Medical: 94% of companies primarily serving the medical industry indicated they will either maintain staff (49%) or add additional staff in the next six to 12 months (45%).

Automotive: More than any other industry, automotive was the most likely to be focused on maintaining staff levels or having some minor staff reductions. Nearly half (49%), are looking to maintain staff, and 16% are hoping to add staff in the next six to 12 months. However, the remaining 35% are reporting permanent or semi-permanent staff reductions for the near future.

Consumer Goods: 92% of executives supplying to the consumer goods marketplace reported a workforce development outlook similar to that of medically focused suppliers, as they are either looking to add staff (52%) or maintain staffing levels (40%) over the next six to 12 months.
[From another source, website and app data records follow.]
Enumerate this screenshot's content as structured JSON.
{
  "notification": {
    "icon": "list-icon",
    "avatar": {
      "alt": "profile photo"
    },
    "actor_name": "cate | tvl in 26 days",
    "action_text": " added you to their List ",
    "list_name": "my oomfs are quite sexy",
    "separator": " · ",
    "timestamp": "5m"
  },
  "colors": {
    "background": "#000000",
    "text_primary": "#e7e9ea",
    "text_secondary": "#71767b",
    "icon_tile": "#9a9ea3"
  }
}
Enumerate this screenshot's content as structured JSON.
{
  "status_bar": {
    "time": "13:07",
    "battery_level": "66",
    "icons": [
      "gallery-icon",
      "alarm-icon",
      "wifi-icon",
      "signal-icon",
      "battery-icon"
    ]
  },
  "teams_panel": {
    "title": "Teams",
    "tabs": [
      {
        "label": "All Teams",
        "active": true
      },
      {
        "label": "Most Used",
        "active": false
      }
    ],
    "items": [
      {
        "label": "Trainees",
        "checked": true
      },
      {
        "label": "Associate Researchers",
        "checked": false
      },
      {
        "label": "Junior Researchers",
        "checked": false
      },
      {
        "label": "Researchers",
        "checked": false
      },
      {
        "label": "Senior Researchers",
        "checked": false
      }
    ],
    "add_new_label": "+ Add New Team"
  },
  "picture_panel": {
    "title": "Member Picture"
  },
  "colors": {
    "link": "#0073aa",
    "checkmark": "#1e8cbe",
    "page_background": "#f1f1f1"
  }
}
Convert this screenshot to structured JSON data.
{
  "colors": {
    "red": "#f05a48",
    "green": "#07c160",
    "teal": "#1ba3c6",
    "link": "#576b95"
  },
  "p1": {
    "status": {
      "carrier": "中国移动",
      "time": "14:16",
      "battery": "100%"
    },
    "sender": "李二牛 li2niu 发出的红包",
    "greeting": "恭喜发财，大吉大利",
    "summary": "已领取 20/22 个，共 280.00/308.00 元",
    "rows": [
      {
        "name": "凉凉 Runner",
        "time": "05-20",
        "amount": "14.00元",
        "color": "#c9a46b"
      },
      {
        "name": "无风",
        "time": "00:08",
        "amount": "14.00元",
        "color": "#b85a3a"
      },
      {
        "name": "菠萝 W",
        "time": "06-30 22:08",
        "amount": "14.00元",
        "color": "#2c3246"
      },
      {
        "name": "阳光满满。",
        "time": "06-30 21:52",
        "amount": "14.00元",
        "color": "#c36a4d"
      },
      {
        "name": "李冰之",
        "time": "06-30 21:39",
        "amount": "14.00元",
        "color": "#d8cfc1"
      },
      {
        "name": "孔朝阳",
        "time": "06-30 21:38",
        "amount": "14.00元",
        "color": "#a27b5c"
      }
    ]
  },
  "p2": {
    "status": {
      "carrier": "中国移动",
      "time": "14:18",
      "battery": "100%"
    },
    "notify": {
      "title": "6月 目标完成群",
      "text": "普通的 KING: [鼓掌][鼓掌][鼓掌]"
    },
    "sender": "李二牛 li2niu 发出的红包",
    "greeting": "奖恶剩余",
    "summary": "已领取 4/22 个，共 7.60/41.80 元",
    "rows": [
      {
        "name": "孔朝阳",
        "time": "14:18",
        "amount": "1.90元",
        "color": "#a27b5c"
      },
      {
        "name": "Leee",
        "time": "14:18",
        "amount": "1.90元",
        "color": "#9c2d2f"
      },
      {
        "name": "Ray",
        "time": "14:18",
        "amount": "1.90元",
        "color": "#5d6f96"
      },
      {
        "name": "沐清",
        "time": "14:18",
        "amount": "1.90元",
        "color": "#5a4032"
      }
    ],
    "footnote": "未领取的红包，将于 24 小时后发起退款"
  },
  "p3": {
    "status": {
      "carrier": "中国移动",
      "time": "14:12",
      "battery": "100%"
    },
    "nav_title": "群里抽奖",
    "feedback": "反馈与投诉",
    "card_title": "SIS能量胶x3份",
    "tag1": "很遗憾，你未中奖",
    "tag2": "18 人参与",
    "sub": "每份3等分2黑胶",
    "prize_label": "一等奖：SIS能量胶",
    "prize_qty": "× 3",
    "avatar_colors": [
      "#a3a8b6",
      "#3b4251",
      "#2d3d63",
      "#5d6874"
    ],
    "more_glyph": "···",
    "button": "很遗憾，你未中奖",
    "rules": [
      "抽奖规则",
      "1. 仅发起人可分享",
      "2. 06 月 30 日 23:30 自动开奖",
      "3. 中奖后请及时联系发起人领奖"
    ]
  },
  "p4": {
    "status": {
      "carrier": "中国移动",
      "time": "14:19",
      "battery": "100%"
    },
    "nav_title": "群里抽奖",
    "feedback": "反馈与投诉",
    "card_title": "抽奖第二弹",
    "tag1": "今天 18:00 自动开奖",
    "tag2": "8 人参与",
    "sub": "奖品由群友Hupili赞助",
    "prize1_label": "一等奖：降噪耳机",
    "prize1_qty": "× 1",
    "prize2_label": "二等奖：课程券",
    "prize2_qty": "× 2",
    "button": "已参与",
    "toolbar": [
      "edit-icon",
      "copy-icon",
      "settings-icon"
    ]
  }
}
One question looming for all manufacturing executives: When will the crisis be in the rearview mirror? This is followed closely by, “When will things return to normal?” A good sign for the US economy is that the Purchasing Manager’s Index (PMI), a quantitative measure of the prevailing direction of economic trends in manufacturing, jumped to 52.6 in June. This was a 9.5 point increase from the month of May, which greatly surpassed market expectations.

Although the PMI has recorded an expansion number for the first time in many months, leaders in the plastics, rubber products and US mold building sectors have differing viewpoints about when business operations will return fully to normal. As many industry experts predicted delayed impact of the COVID-19 crisis on the US mold building industry, it appears as if the executives in the tooling building arena now agree: An astounding 47% have identified that they do not feel normalcy will occur in 2020. With stark contrast, business leaders representing both the plastics and rubber products sectors feel more optimistic about things returning to normal: 70% of plastics processors and 60% of rubber products leaders have either returned to normal or expect to be operating normally by year’s end.

To obtain the latest pulse survey results or other benchmarking information: